However, Temple alleges that prior to the contract award, neither the BOP or Core communicated with D.C. Del. Eleanor Holmes Norton (D), D.C. Council member Kenyan McDuffie (D-Ward 5) or the Ward 5 residents that are in the immediate neighborhood.
Temple said the BOP’s solicitation requires the contractor to notify local government officials of its plans to open and operate the halfway house and that D.C. zoning regulations are so vague that they don’t protect residents who don’t want a halfway house in their neighborhood.
“Our lawsuit challenges the location of a halfway house in Ward 5 but specifically challenges the vagueness of amended Zoning Commission regulations,” Temple said in a statement to The Informer. “The new rules no longer define the term halfway house clearly enough for citizens to protect their rights, which I believe is unconstitutional.”
Temple received his bachelor’s degree from Howard University in 1975 and a juris doctorate from the Santa Clara University School of Law in 1978 and a master of laws from the Georgetown University Law Center in 1981. He has received recognition for his work in successfully suing the D.C. Office of the Chief Financial Officer and the University of the District of Columbia for unfairly firing a Black female law professor and denying her tenure, both in 2016, and in 1997, suing retailer Ed Bauer for racism against Black customers.
In his statement, Temple said that Bannum, an offender rehabilitation agency based in Port Richey, Fla., for federal inmates, tried a few years ago to build a facility in Ward 5 but the residents protested vehemently and the project ended.
In the District, public and private sector projects generally are vetted for community approval before a groundbreaking begins. It usually starts with the advisory neighborhood commissioner and then it will go before the advisory neighborhood commission for approval.

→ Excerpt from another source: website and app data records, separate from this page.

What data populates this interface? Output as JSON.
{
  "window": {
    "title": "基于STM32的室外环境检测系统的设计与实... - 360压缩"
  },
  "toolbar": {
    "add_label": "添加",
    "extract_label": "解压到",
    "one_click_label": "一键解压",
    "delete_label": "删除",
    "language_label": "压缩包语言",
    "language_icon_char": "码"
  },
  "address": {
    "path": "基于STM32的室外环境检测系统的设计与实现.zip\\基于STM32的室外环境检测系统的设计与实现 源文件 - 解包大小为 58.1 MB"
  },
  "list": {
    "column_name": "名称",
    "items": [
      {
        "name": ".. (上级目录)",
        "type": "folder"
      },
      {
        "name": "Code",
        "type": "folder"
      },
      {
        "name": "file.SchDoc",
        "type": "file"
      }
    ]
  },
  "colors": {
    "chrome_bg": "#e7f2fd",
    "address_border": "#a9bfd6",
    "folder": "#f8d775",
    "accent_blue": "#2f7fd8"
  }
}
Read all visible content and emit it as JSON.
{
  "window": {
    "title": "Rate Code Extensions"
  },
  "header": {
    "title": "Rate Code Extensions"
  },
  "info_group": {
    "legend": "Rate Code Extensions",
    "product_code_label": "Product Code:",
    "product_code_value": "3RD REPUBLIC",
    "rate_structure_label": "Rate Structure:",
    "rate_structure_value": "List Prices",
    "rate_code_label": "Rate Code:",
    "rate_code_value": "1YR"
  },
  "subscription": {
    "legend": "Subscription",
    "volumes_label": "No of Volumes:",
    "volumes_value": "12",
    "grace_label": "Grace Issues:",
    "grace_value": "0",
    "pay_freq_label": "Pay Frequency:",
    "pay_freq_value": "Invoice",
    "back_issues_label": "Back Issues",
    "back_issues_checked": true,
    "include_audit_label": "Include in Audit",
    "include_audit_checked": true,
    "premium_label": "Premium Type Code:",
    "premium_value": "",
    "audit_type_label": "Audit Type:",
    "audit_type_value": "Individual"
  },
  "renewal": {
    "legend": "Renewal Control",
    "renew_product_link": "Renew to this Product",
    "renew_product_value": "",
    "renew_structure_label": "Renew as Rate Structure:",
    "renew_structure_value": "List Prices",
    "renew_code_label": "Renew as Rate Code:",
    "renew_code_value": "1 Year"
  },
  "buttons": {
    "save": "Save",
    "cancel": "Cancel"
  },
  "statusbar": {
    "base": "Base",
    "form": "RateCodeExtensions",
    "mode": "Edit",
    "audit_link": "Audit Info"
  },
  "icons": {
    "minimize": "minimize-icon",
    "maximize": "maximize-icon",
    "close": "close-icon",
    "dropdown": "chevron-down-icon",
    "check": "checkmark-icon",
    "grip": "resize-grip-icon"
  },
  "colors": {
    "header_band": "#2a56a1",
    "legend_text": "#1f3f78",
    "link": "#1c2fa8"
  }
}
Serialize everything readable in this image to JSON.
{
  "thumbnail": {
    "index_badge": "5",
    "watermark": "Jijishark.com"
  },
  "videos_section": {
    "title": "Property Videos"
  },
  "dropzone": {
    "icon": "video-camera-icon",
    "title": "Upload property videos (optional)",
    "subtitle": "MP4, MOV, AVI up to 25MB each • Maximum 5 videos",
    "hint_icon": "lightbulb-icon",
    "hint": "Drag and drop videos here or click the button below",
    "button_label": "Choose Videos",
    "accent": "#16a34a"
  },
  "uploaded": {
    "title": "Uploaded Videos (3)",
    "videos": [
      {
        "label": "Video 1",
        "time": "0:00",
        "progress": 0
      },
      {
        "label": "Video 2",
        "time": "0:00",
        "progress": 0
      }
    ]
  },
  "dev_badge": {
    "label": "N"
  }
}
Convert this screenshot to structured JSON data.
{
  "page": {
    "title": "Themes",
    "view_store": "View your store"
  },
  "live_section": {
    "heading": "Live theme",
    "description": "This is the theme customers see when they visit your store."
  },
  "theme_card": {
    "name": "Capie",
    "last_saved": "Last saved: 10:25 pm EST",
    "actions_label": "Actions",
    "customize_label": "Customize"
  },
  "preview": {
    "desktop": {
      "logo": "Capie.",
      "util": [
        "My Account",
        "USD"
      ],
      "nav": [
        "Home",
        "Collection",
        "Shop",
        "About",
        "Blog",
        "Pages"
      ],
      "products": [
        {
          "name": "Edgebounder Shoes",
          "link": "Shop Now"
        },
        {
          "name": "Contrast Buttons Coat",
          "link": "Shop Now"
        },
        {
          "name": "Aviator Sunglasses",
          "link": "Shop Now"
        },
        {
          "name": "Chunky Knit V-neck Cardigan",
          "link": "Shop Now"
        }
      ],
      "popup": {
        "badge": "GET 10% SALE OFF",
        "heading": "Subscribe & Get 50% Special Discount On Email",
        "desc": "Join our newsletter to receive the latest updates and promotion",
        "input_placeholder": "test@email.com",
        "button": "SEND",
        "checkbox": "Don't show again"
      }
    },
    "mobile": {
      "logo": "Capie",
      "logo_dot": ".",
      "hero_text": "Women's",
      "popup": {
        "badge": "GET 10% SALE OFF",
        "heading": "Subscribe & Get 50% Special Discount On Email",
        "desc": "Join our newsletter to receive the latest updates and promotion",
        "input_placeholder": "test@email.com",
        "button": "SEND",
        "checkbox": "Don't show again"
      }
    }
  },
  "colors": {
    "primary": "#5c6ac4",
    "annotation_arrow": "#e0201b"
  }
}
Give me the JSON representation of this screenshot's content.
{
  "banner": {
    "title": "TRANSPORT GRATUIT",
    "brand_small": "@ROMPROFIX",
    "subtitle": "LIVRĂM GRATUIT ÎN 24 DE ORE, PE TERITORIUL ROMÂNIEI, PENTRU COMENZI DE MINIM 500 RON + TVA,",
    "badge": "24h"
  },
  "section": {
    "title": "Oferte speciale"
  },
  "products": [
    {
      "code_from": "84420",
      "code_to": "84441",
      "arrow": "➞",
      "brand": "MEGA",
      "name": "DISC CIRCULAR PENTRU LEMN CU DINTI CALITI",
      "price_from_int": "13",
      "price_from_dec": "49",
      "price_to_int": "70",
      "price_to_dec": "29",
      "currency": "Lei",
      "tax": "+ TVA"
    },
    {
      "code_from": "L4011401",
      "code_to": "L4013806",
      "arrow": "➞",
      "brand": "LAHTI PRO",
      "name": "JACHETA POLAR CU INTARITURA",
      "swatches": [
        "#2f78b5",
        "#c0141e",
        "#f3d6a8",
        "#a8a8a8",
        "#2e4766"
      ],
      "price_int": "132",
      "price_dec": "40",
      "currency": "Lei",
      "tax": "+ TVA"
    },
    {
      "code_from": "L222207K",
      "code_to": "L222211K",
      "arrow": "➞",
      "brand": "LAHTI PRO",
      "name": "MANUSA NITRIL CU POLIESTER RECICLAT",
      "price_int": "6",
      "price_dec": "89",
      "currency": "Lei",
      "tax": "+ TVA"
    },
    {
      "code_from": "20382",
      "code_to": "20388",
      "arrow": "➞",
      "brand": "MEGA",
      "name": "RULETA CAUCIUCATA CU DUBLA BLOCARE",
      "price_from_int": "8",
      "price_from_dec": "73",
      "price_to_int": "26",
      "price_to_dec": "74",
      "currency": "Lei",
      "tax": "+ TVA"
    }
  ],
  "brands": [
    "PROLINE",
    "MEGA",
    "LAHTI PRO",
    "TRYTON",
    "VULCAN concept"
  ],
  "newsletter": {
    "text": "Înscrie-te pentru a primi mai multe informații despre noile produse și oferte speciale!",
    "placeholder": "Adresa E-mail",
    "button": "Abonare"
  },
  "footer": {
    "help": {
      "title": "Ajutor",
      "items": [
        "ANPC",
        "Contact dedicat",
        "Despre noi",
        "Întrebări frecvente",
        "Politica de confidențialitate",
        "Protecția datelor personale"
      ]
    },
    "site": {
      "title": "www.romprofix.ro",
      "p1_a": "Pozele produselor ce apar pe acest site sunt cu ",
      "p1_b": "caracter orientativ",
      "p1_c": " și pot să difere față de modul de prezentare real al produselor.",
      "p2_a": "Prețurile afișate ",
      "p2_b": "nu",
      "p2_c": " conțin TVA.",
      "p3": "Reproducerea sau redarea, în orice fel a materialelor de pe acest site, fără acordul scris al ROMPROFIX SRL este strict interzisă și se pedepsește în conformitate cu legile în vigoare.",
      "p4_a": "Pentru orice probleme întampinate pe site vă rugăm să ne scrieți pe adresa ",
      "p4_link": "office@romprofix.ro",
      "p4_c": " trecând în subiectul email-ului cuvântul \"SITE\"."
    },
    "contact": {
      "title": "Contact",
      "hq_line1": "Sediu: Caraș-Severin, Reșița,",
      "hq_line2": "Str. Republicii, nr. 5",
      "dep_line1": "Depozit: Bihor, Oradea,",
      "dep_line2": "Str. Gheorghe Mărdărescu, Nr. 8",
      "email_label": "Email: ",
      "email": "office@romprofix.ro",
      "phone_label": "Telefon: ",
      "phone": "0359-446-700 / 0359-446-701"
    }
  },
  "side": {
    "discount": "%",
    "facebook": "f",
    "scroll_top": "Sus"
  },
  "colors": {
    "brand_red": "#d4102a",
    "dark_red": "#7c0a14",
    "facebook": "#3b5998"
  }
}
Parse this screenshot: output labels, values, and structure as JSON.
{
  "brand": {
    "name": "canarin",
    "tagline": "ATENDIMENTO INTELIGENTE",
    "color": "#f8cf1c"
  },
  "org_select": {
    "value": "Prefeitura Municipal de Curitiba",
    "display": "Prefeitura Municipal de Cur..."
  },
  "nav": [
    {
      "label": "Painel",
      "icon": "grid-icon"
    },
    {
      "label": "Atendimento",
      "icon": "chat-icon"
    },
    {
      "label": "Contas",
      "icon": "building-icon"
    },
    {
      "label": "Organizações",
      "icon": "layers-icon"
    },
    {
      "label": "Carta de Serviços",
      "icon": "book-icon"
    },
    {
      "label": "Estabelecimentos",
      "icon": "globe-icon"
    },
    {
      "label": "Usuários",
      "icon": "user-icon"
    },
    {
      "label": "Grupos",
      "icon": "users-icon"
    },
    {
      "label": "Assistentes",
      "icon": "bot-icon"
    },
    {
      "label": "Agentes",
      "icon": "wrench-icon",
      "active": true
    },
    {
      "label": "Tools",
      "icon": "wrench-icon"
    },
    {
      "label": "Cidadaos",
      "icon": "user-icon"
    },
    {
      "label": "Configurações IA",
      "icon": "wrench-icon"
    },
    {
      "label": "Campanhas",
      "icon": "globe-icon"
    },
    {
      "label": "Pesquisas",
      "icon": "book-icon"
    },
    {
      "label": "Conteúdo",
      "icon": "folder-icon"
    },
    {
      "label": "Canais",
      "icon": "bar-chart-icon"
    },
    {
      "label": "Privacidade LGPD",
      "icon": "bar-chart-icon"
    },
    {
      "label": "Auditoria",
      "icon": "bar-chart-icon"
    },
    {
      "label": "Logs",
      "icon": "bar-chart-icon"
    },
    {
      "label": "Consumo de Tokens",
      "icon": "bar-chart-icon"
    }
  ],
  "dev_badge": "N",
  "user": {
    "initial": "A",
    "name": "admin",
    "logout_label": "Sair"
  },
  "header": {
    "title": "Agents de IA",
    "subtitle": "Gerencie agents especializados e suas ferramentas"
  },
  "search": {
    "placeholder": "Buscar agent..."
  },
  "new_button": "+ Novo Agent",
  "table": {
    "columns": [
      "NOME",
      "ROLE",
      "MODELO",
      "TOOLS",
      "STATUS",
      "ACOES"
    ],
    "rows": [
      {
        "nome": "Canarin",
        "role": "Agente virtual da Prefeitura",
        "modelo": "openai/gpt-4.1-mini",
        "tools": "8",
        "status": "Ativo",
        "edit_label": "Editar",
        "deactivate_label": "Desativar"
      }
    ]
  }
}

If that project meets the commission’s approval it can proceed before the D.C. Council and/or the affected District agency with a “great weight” recommendation, meaning that the commission’s decision must be considered strongly. District statutory law strongly encourages commission support for projects and actions.
Regarding federal projects, it is the practice that the U.S. House of Representatives member receives notification of the project and their support secured.
It would appear that Core didn’t go through this process and that has upset Temple.
McDuffie has voiced serious reservations about the halfway house and made that clear in a Nov. 28, 2018, letter to Hugh Hurwitz, the acting director of BOP.
“Core is required to ensure that ‘at least two levels of local government officials have been notified of their intent to open and operate a residential re-entry center,'” McDuffie said. “As the Council member for Ward 5, I have received no such notification. Furthermore, I have spoken with Advisory Neighborhood Commissioner Jacqueline Manning, whose single-member district, 5C04, includes the [3400 New York Avenue NE] location and she too received no notification of Core intent to operate a [halfway house].”
As a result, McDuffie said, he requested that the BOP rescind Core’s contract noting that Core previously refused to engage the community of its intentions on an earlier project. McDuffie sent a copy of the letter to Norton, D.C. Mayor Muriel Bowser (D) and Manning.
McDuffie also wrote a letter to Hurwitz on Nov. 14 noting his concerns about Core’s lack of interaction in the past regarding community consultation.
While Temple appreciates McDuffie’s actions, he said “that is the political side and we are focusing on the legal side.”